The new fund will be called the ‘First Trust SkyBridge Crypto Industry and Digital Economy ETF,’ according to the filing before the SEC. It aims to invest 80% of its net assets into companies working within the crypto-industry and digital economy. The rest will be invested in shares of financial and information technology companies.
It is important to note that this fund will not have any direct exposure to Bitcoin or any other cryptocurrency.
Why? Because Skybridge filed an application for a Bitcoin ETF early this year. The SEC, on the other hand, has continually postponed its review and judgement on the matter. In June, the company also launched a private Ether fund, with CEO Anthony Scaramucci promising that an ETF will follow soon. However, that may no longer be the case, after the firm abruptly withdrew its Ether ETF proposals late last month.
Since a cryptocurrency-backed ETF is unlikely to be approved in the United States, funds like the one Scaramucci’s company is applying for might operate as a proxy for investors to acquire indirect exposure to the industry in a way that the regulator would approve of.
It appears to be a plausible option at a time when both investors and financial firms are clamouring for an ETF that will allow higher sums of money to flow into the market.
Just recently, another firm that is waiting for its BTC ETF to get approved prodded the SEC in a private meeting. According to a recent report, Fidelity Investments urged the regulator to approve its fund during the same.
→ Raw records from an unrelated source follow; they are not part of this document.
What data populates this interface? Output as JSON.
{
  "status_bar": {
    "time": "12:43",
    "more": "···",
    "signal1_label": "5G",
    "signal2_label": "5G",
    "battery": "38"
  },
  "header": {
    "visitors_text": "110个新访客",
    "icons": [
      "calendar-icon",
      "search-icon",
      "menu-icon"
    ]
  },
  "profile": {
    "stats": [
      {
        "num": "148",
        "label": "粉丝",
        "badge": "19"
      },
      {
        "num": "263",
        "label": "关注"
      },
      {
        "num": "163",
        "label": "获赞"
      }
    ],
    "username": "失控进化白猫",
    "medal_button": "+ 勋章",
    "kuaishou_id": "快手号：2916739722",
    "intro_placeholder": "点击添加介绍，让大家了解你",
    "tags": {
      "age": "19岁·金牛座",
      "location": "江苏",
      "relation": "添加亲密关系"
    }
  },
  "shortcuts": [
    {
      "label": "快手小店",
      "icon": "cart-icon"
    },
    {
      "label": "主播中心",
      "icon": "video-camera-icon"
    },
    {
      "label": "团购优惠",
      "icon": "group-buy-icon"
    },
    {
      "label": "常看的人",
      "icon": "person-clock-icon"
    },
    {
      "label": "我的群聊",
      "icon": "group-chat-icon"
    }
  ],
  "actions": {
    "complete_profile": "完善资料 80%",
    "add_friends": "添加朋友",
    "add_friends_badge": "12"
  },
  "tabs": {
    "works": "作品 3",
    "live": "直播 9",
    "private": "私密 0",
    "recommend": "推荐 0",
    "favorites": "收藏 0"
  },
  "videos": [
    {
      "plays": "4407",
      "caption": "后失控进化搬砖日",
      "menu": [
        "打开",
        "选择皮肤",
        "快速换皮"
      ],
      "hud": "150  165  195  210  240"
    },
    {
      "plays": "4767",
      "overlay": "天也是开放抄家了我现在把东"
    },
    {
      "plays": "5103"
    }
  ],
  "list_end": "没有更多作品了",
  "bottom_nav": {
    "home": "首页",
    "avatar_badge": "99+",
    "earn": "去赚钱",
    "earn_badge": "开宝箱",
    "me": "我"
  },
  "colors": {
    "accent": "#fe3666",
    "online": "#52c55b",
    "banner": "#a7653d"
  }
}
In doing so, Fidelity cited increasing investor interest and the existence of similar funds worldwide.
The corporation also chastised Commissioner Gary Gensler for expressing support for a Futures-based ETF. Instead, Fidelity argued that futures products are an unnecessary intermediate step because firms should be able to provide “investor demand for direct exposure to Bitcoin” under prefered 1930s rules because the market has already “matured.”